WNCG Student Hyoyoung Jeong Selected for Inaugural Engineering Ph.D. Summit
WNCG student Hyoyoung Jeong represented The University of Texas at Austin at the inaugural Engineering Ph.D. Summit in Lausanne, Switzerland. The Swiss Federal Institute of Technology in Lausanne (École polytechnique fédérale de Lausanne, or EPFL) hosted the summit, which was held November 7.
Jeong was one of 13 speakers from seven countries selected from a competitive pool of applicants to the summit. The event brings together graduating Ph.D. students making “novel research contributions.” While the field in focus this year was “Data Driven Engineering in the Life Sciences,” the summit topic is set to change every year.

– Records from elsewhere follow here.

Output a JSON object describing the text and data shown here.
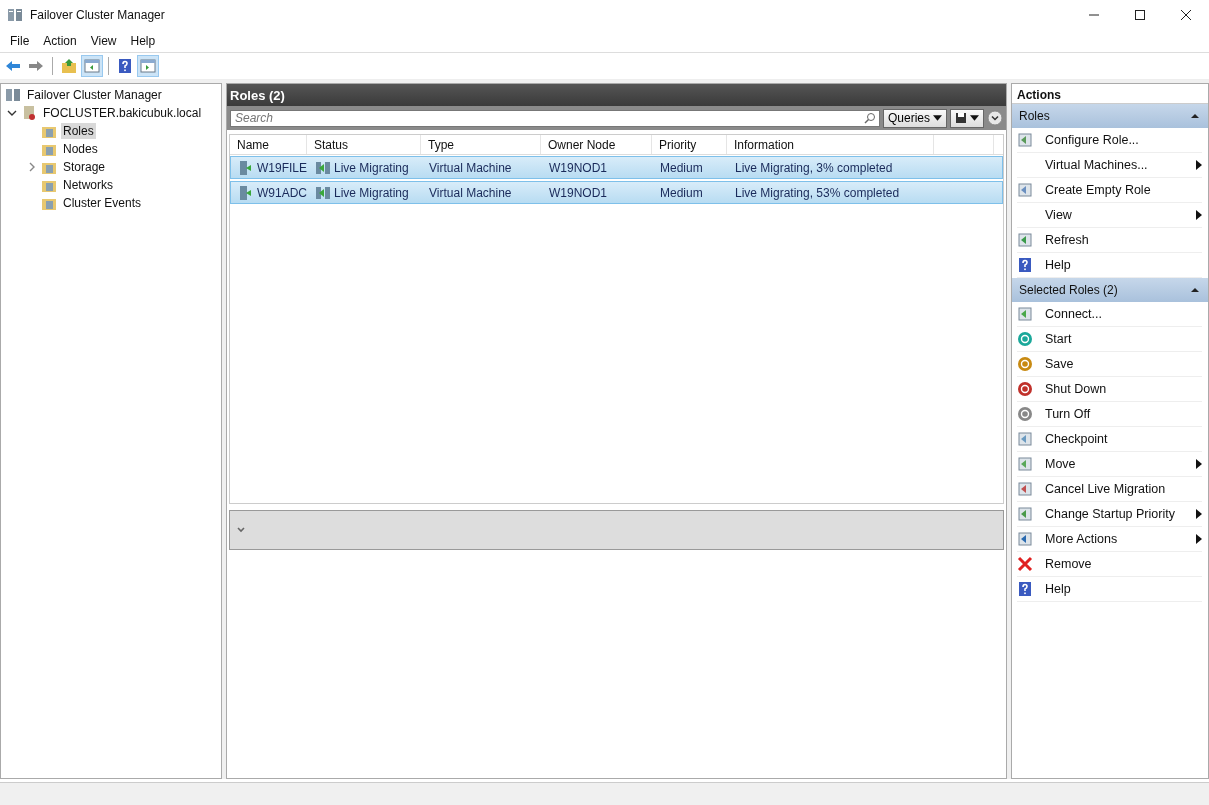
{
  "window": {
    "title": "Failover Cluster Manager"
  },
  "menu": [
    "File",
    "Action",
    "View",
    "Help"
  ],
  "tree": {
    "label": "Failover Cluster Manager",
    "children": [
      {
        "label": "FOCLUSTER.bakicubuk.local",
        "expanded": true,
        "children": [
          {
            "label": "Roles",
            "selected": true,
            "expandable": false
          },
          {
            "label": "Nodes",
            "selected": false,
            "expandable": false
          },
          {
            "label": "Storage",
            "selected": false,
            "expandable": true
          },
          {
            "label": "Networks",
            "selected": false,
            "expandable": false
          },
          {
            "label": "Cluster Events",
            "selected": false,
            "expandable": false
          }
        ]
      }
    ]
  },
  "roles": {
    "title": "Roles (2)",
    "search": {
      "placeholder": "Search"
    },
    "queries": "Queries",
    "columns": [
      "Name",
      "Status",
      "Type",
      "Owner Node",
      "Priority",
      "Information"
    ],
    "rows": [
      {
        "name": "W19FILE",
        "status": "Live Migrating",
        "type": "Virtual Machine",
        "owner": "W19NOD1",
        "priority": "Medium",
        "information": "Live Migrating, 3% completed",
        "selected": true
      },
      {
        "name": "W91ADC",
        "status": "Live Migrating",
        "type": "Virtual Machine",
        "owner": "W19NOD1",
        "priority": "Medium",
        "information": "Live Migrating, 53% completed",
        "selected": true
      }
    ]
  },
  "actions": {
    "title": "Actions",
    "sections": [
      {
        "title": "Roles",
        "expanded": true,
        "items": [
          {
            "label": "Configure Role...",
            "submenu": false
          },
          {
            "label": "Virtual Machines...",
            "submenu": true
          },
          {
            "label": "Create Empty Role",
            "submenu": false
          },
          {
            "label": "View",
            "submenu": true
          },
          {
            "label": "Refresh",
            "submenu": false
          },
          {
            "label": "Help",
            "submenu": false
          }
        ]
      },
      {
        "title": "Selected Roles (2)",
        "expanded": true,
        "items": [
          {
            "label": "Connect...",
            "submenu": false
          },
          {
            "label": "Start",
            "submenu": false
          },
          {
            "label": "Save",
            "submenu": false
          },
          {
            "label": "Shut Down",
            "submenu": false
          },
          {
            "label": "Turn Off",
            "submenu": false
          },
          {
            "label": "Checkpoint",
            "submenu": false
          },
          {
            "label": "Move",
            "submenu": true
          },
          {
            "label": "Cancel Live Migration",
            "submenu": false
          },
          {
            "label": "Change Startup Priority",
            "submenu": true
          },
          {
            "label": "More Actions",
            "submenu": true
          },
          {
            "label": "Remove",
            "submenu": false
          },
          {
            "label": "Help",
            "submenu": false
          }
        ]
      }
    ]
  }
}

Jeong shared his research in a presentation titled “Modularized Stretchable Electronic Tattoos with Wireless Power and Near-Field Communication Capabilities.”
Electronic tattoos, or “e-tattoos,” are “noninvasive, soft, and multifunctional” electronics that are applied to the skin. Applications of this technology could potentially benefit a variety of fields, including healthcare, activity tracking, and human-machine interface. Jeong’s research led to his development of a more cost- and time-effective fabrication process, which he refers to as “cut-solder-paste.”

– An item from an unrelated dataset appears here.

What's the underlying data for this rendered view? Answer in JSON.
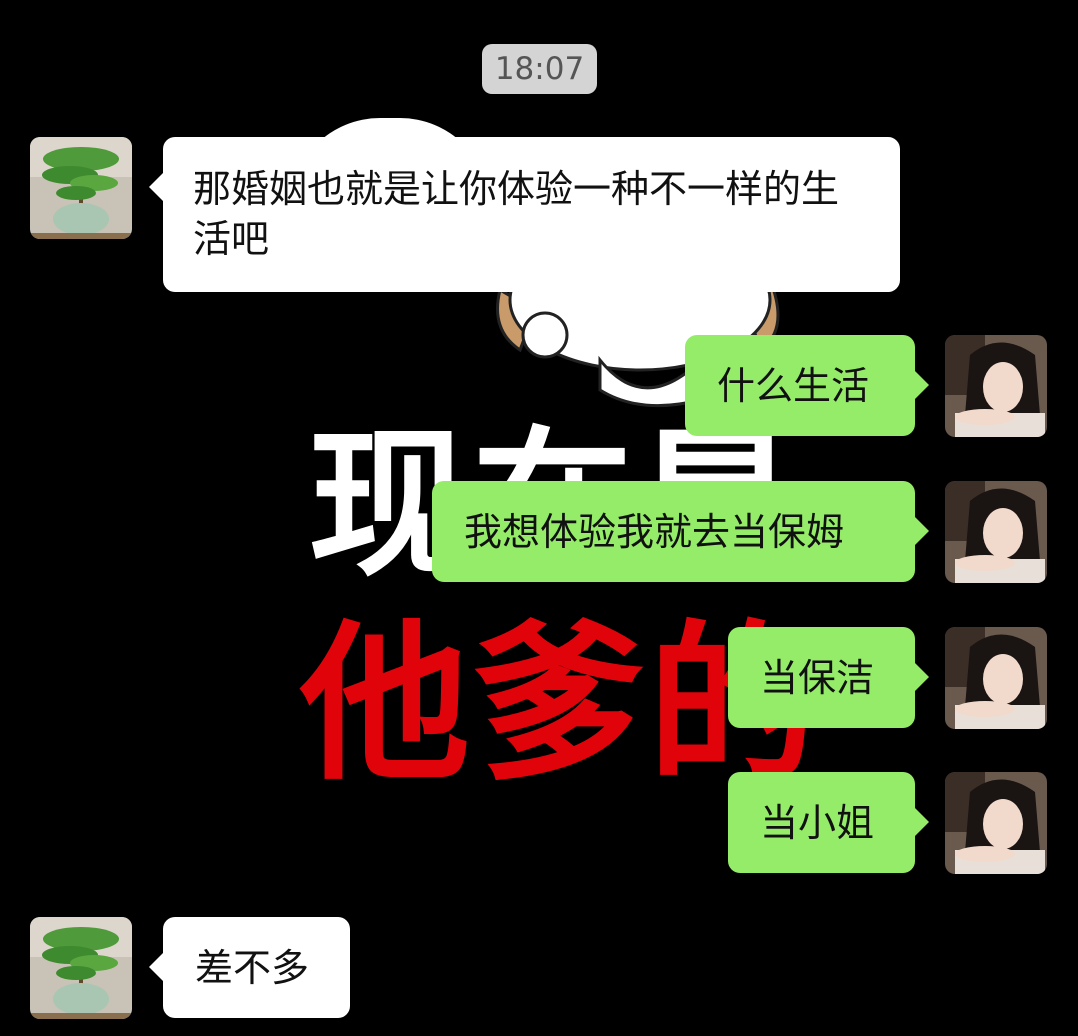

The new process allows the thin film of the e-tattoos to be cut using freeform patterning. The goal is to make wireless power and data transfer possible via near field communication (NFC).
“I was able to demonstrate a modular design multilayered NFC e-tattoo,” Jeong states in his paper abstract. “Such NFC e-tattoos are stretchable up to 20% and capable of wireless real-time monitoring of [various vital signs] … The combination of a rapid, freeform manufacturing process and the modular design establishes a new era for personalized wearable soft bioelectronics.”
Jeong is advised by Dr. Nanshu Lu, whose group recently joined WNCG this fall.
Watch a video of Jeong’s talk here: https://tube.switch.ch/videos/4ddf9429
Hyoyoung Jeong received his B.S. in 2008 from Yonsei University with high honors, and M.S. from Seoul National University in 2010. He worked as a developer and researcher at Samsung Electronics (Mobile Communication Division) and Samsung Advanced Institute of Technology for almost 5 years.
He is currently a 5th year Ph.D. student in the Biomedical Engineering Track of the Electrical and Computer Engineering (ECE) program at the University of Texas at Austin. His research is focused on wireless stretchable electronic tattoo (E-tattoo) sensors for mobile healthcare monitoring. He has originated modular and reconfigurable E-tattoo strategy for the battery-free operation of wireless E-tattoos based on near field communication (NFC) and Bluetooth (BT) technology. He has published 9 journal papers, 23 conference papers. He also holds 16 patents with 10 pending applications in his research field.